» How to complete this task
Retype each entry exactly. Skip any pictures.

- - -

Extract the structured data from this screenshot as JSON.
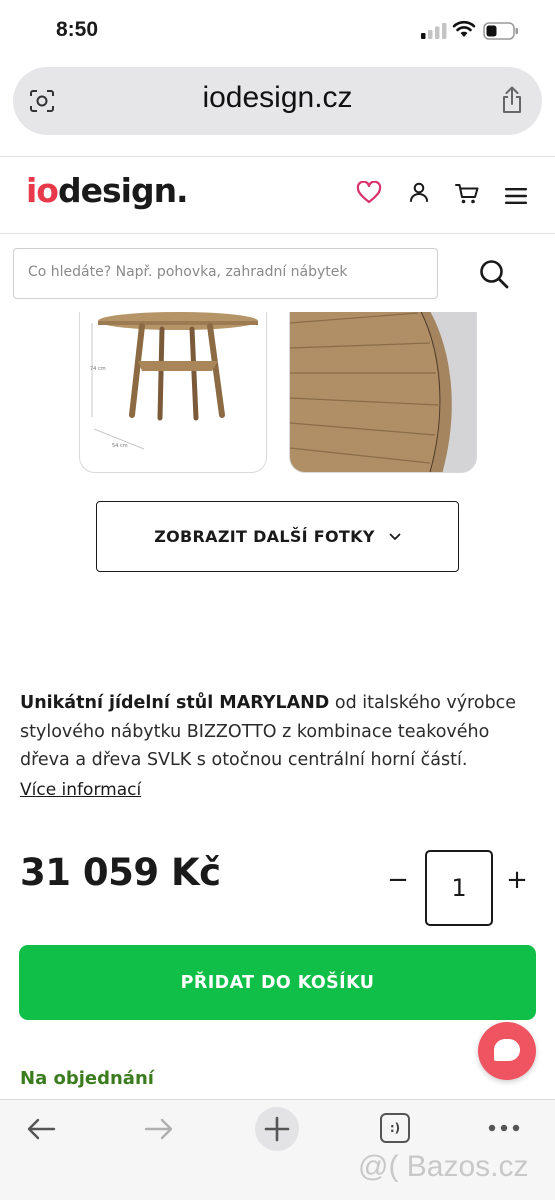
{
  "status_bar": {
    "time": "8:50"
  },
  "browser": {
    "url": "iodesign.cz"
  },
  "site": {
    "logo_io": "io",
    "logo_rest": "design.",
    "search": {
      "placeholder": "Co hledáte? Např. pohovka, zahradní nábytek"
    }
  },
  "gallery": {
    "dimension_height": "74 cm",
    "dimension_width": "54 cm",
    "more_button_label": "ZOBRAZIT DALŠÍ FOTKY"
  },
  "product": {
    "description_bold": "Unikátní jídelní stůl MARYLAND",
    "description_rest": " od italského výrobce stylového nábytku BIZZOTTO z kombinace teakového dřeva a dřeva SVLK s otočnou centrální horní částí.",
    "more_info_label": "Více informací",
    "price": "31 059 Kč",
    "quantity": "1",
    "qty_minus": "−",
    "qty_plus": "+",
    "add_to_cart_label": "PŘIDAT DO KOŠÍKU",
    "availability": "Na objednání"
  },
  "toolbar": {
    "tabs_label": ":)"
  },
  "watermark": "@( Bazos.cz",
  "colors": {
    "brand_red": "#e8394a",
    "cart_green": "#0fbf48",
    "availability_green": "#3b7d1e",
    "chat_red": "#ef5560"
  },
  "icons": [
    "lens-icon",
    "share-icon",
    "heart-icon",
    "user-icon",
    "cart-icon",
    "menu-icon",
    "search-icon",
    "chevron-down-icon",
    "chat-icon",
    "back-icon",
    "forward-icon",
    "new-tab-icon",
    "tabs-icon",
    "more-icon"
  ]
}
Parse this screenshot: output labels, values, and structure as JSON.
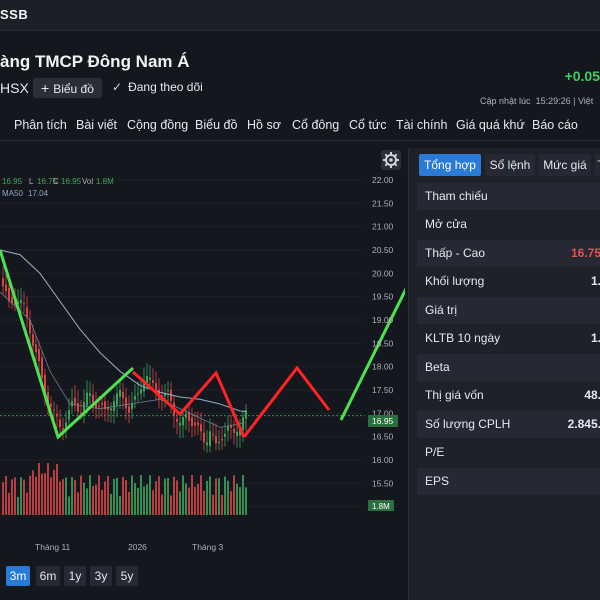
{
  "header": {
    "ticker_fragment": "SSB",
    "company_fragment": "àng TMCP Đông Nam Á",
    "exchange_fragment": "HSX",
    "chart_button_label": "Biểu đồ",
    "follow_label": "Đang theo dõi",
    "change_fragment": "+0.05",
    "updated_label": "Cập nhật lúc",
    "updated_time": "15:29:26",
    "updated_tail": "| Việt"
  },
  "nav": [
    "Phân tích",
    "Bài viết",
    "Cộng đồng",
    "Biểu đồ",
    "Hồ sơ",
    "Cổ đông",
    "Cổ tức",
    "Tài chính",
    "Giá quá khứ",
    "Báo cáo"
  ],
  "chart": {
    "ohlc_line": {
      "h_fragment": "16.95",
      "l_label": "L",
      "l_value": "16.75",
      "c_label": "C",
      "c_value": "16.95",
      "vol_label": "Vol",
      "vol_value": "1.8M"
    },
    "ma_label": "MA50",
    "ma_value": "17.04",
    "price_ticks": [
      "22.00",
      "21.50",
      "21.00",
      "20.50",
      "20.00",
      "19.50",
      "19.00",
      "18.50",
      "18.00",
      "17.50",
      "17.00",
      "16.50",
      "16.00",
      "15.50",
      "15.00"
    ],
    "last_price_tag": "16.95",
    "volume_tag": "1.8M",
    "x_labels": [
      "Tháng 11",
      "2026",
      "Tháng 3"
    ],
    "colors": {
      "up": "#3aa35a",
      "down": "#d64545",
      "ma": "#8ea7bf",
      "green_overlay": "#4ee04e",
      "red_overlay": "#ff2323"
    }
  },
  "panel": {
    "tabs": [
      "Tổng hợp",
      "Sổ lệnh",
      "Mức giá",
      "T"
    ],
    "rows": [
      {
        "label": "Tham chiếu",
        "value": ""
      },
      {
        "label": "Mở cửa",
        "value": ""
      },
      {
        "label": "Thấp - Cao",
        "value": "16.75"
      },
      {
        "label": "Khối lượng",
        "value": "1."
      },
      {
        "label": "Giá trị",
        "value": ""
      },
      {
        "label": "KLTB 10 ngày",
        "value": "1."
      },
      {
        "label": "Beta",
        "value": ""
      },
      {
        "label": "Thị giá vốn",
        "value": "48."
      },
      {
        "label": "Số lượng CPLH",
        "value": "2.845."
      },
      {
        "label": "P/E",
        "value": ""
      },
      {
        "label": "EPS",
        "value": ""
      }
    ]
  },
  "ranges": [
    "3m",
    "6m",
    "1y",
    "3y",
    "5y"
  ]
}
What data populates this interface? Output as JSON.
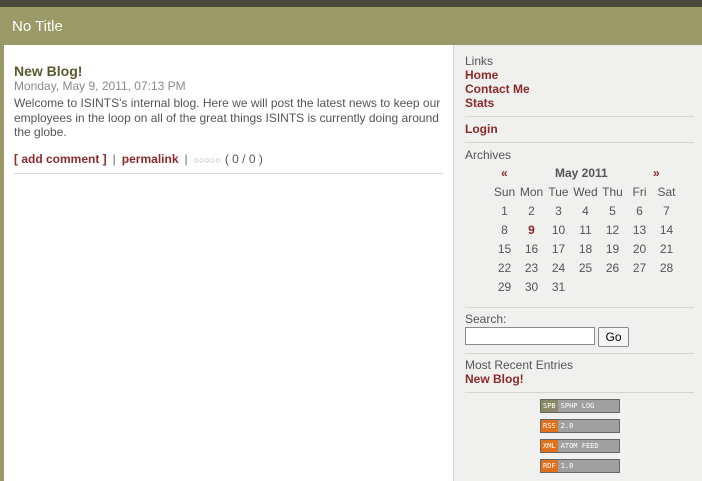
{
  "header": {
    "title": "No Title"
  },
  "post": {
    "title": "New Blog!",
    "date": "Monday, May 9, 2011, 07:13 PM",
    "body": "Welcome to ISINTS's internal blog. Here we will post the latest news to keep our employees in the loop on all of the great things ISINTS is currently doing around the globe.",
    "add_comment": "[ add comment ]",
    "sep": "|",
    "permalink": "permalink",
    "stars": "○○○○○",
    "rating": "( 0 / 0 )"
  },
  "sidebar": {
    "links_heading": "Links",
    "links": [
      "Home",
      "Contact Me",
      "Stats"
    ],
    "login": "Login",
    "archives_heading": "Archives",
    "calendar": {
      "prev": "«",
      "next": "»",
      "month": "May 2011",
      "weekdays": [
        "Sun",
        "Mon",
        "Tue",
        "Wed",
        "Thu",
        "Fri",
        "Sat"
      ],
      "weeks": [
        [
          "1",
          "2",
          "3",
          "4",
          "5",
          "6",
          "7"
        ],
        [
          "8",
          "9",
          "10",
          "11",
          "12",
          "13",
          "14"
        ],
        [
          "15",
          "16",
          "17",
          "18",
          "19",
          "20",
          "21"
        ],
        [
          "22",
          "23",
          "24",
          "25",
          "26",
          "27",
          "28"
        ],
        [
          "29",
          "30",
          "31",
          "",
          "",
          "",
          ""
        ]
      ],
      "highlight": "9"
    },
    "search_label": "Search:",
    "search_value": "",
    "go_label": "Go",
    "recent_heading": "Most Recent Entries",
    "recent_entry": "New Blog!",
    "badges": [
      {
        "left": "SPB",
        "right": "SPHP LOG",
        "color": "#8a8a6a"
      },
      {
        "left": "RSS",
        "right": "2.0",
        "color": "#e0701a"
      },
      {
        "left": "XML",
        "right": "ATOM FEED",
        "color": "#e0701a"
      },
      {
        "left": "RDF",
        "right": "1.0",
        "color": "#e0701a"
      }
    ]
  }
}
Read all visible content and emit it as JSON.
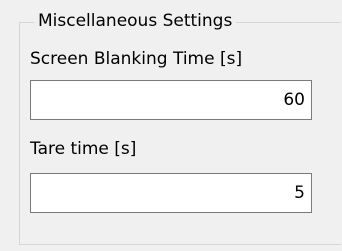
{
  "group": {
    "title": "Miscellaneous Settings"
  },
  "fields": {
    "screen_blanking": {
      "label": "Screen Blanking Time [s]",
      "value": "60"
    },
    "tare_time": {
      "label": "Tare time [s]",
      "value": "5"
    }
  }
}
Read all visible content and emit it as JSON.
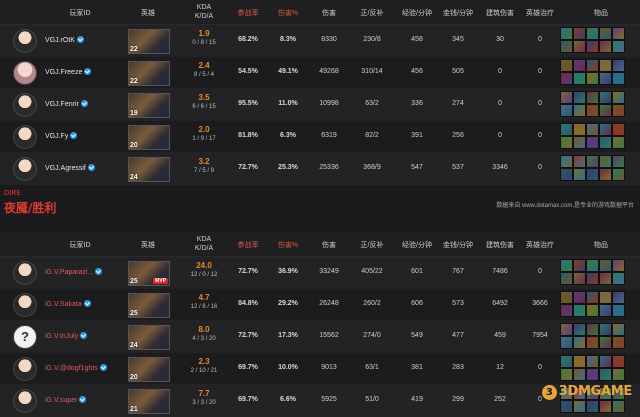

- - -

» Expected answer
Extract the structured data from this screenshot as JSON.
{
  "status_bar": {
    "time": "8:50"
  },
  "browser": {
    "url": "iodesign.cz"
  },
  "site": {
    "logo_io": "io",
    "logo_rest": "design.",
    "search": {
      "placeholder": "Co hledáte? Např. pohovka, zahradní nábytek"
    }
  },
  "gallery": {
    "dimension_height": "74 cm",
    "dimension_width": "54 cm",
    "more_button_label": "ZOBRAZIT DALŠÍ FOTKY"
  },
  "product": {
    "description_bold": "Unikátní jídelní stůl MARYLAND",
    "description_rest": " od italského výrobce stylového nábytku BIZZOTTO z kombinace teakového dřeva a dřeva SVLK s otočnou centrální horní částí.",
    "more_info_label": "Více informací",
    "price": "31 059 Kč",
    "quantity": "1",
    "qty_minus": "−",
    "qty_plus": "+",
    "add_to_cart_label": "PŘIDAT DO KOŠÍKU",
    "availability": "Na objednání"
  },
  "toolbar": {
    "tabs_label": ":)"
  },
  "watermark": "@( Bazos.cz",
  "colors": {
    "brand_red": "#e8394a",
    "cart_green": "#0fbf48",
    "availability_green": "#3b7d1e",
    "chat_red": "#ef5560"
  },
  "icons": [
    "lens-icon",
    "share-icon",
    "heart-icon",
    "user-icon",
    "cart-icon",
    "menu-icon",
    "search-icon",
    "chevron-down-icon",
    "chat-icon",
    "back-icon",
    "forward-icon",
    "new-tab-icon",
    "tabs-icon",
    "more-icon"
  ]
}
Parse this screenshot: output labels, values, and structure as JSON.
{
  "header": {
    "ticker_fragment": "SSB",
    "company_fragment": "àng TMCP Đông Nam Á",
    "exchange_fragment": "HSX",
    "chart_button_label": "Biểu đồ",
    "follow_label": "Đang theo dõi",
    "change_fragment": "+0.05",
    "updated_label": "Cập nhật lúc",
    "updated_time": "15:29:26",
    "updated_tail": "| Việt"
  },
  "nav": [
    "Phân tích",
    "Bài viết",
    "Cộng đồng",
    "Biểu đồ",
    "Hồ sơ",
    "Cổ đông",
    "Cổ tức",
    "Tài chính",
    "Giá quá khứ",
    "Báo cáo"
  ],
  "chart": {
    "ohlc_line": {
      "h_fragment": "16.95",
      "l_label": "L",
      "l_value": "16.75",
      "c_label": "C",
      "c_value": "16.95",
      "vol_label": "Vol",
      "vol_value": "1.8M"
    },
    "ma_label": "MA50",
    "ma_value": "17.04",
    "price_ticks": [
      "22.00",
      "21.50",
      "21.00",
      "20.50",
      "20.00",
      "19.50",
      "19.00",
      "18.50",
      "18.00",
      "17.50",
      "17.00",
      "16.50",
      "16.00",
      "15.50",
      "15.00"
    ],
    "last_price_tag": "16.95",
    "volume_tag": "1.8M",
    "x_labels": [
      "Tháng 11",
      "2026",
      "Tháng 3"
    ],
    "colors": {
      "up": "#3aa35a",
      "down": "#d64545",
      "ma": "#8ea7bf",
      "green_overlay": "#4ee04e",
      "red_overlay": "#ff2323"
    }
  },
  "panel": {
    "tabs": [
      "Tổng hợp",
      "Sổ lệnh",
      "Mức giá",
      "T"
    ],
    "rows": [
      {
        "label": "Tham chiếu",
        "value": ""
      },
      {
        "label": "Mở cửa",
        "value": ""
      },
      {
        "label": "Thấp - Cao",
        "value": "16.75"
      },
      {
        "label": "Khối lượng",
        "value": "1."
      },
      {
        "label": "Giá trị",
        "value": ""
      },
      {
        "label": "KLTB 10 ngày",
        "value": "1."
      },
      {
        "label": "Beta",
        "value": ""
      },
      {
        "label": "Thị giá vốn",
        "value": "48."
      },
      {
        "label": "Số lượng CPLH",
        "value": "2.845."
      },
      {
        "label": "P/E",
        "value": ""
      },
      {
        "label": "EPS",
        "value": ""
      }
    ]
  },
  "ranges": [
    "3m",
    "6m",
    "1y",
    "3y",
    "5y"
  ]
}
What data populates this interface? Output as JSON.
{
  "header": {
    "title": "No Title"
  },
  "post": {
    "title": "New Blog!",
    "date": "Monday, May 9, 2011, 07:13 PM",
    "body": "Welcome to ISINTS's internal blog. Here we will post the latest news to keep our employees in the loop on all of the great things ISINTS is currently doing around the globe.",
    "add_comment": "[ add comment ]",
    "sep": "|",
    "permalink": "permalink",
    "stars": "○○○○○",
    "rating": "( 0 / 0 )"
  },
  "sidebar": {
    "links_heading": "Links",
    "links": [
      "Home",
      "Contact Me",
      "Stats"
    ],
    "login": "Login",
    "archives_heading": "Archives",
    "calendar": {
      "prev": "«",
      "next": "»",
      "month": "May 2011",
      "weekdays": [
        "Sun",
        "Mon",
        "Tue",
        "Wed",
        "Thu",
        "Fri",
        "Sat"
      ],
      "weeks": [
        [
          "1",
          "2",
          "3",
          "4",
          "5",
          "6",
          "7"
        ],
        [
          "8",
          "9",
          "10",
          "11",
          "12",
          "13",
          "14"
        ],
        [
          "15",
          "16",
          "17",
          "18",
          "19",
          "20",
          "21"
        ],
        [
          "22",
          "23",
          "24",
          "25",
          "26",
          "27",
          "28"
        ],
        [
          "29",
          "30",
          "31",
          "",
          "",
          "",
          ""
        ]
      ],
      "highlight": "9"
    },
    "search_label": "Search:",
    "search_value": "",
    "go_label": "Go",
    "recent_heading": "Most Recent Entries",
    "recent_entry": "New Blog!",
    "badges": [
      {
        "left": "SPB",
        "right": "SPHP LOG",
        "color": "#8a8a6a"
      },
      {
        "left": "RSS",
        "right": "2.0",
        "color": "#e0701a"
      },
      {
        "left": "XML",
        "right": "ATOM FEED",
        "color": "#e0701a"
      },
      {
        "left": "RDF",
        "right": "1.0",
        "color": "#e0701a"
      }
    ]
  }
}
Read all visible content and emit it as JSON.
{
  "group": {
    "title": "Miscellaneous Settings"
  },
  "fields": {
    "screen_blanking": {
      "label": "Screen Blanking Time [s]",
      "value": "60"
    },
    "tare_time": {
      "label": "Tare time [s]",
      "value": "5"
    }
  }
}
Read all visible content and emit it as JSON.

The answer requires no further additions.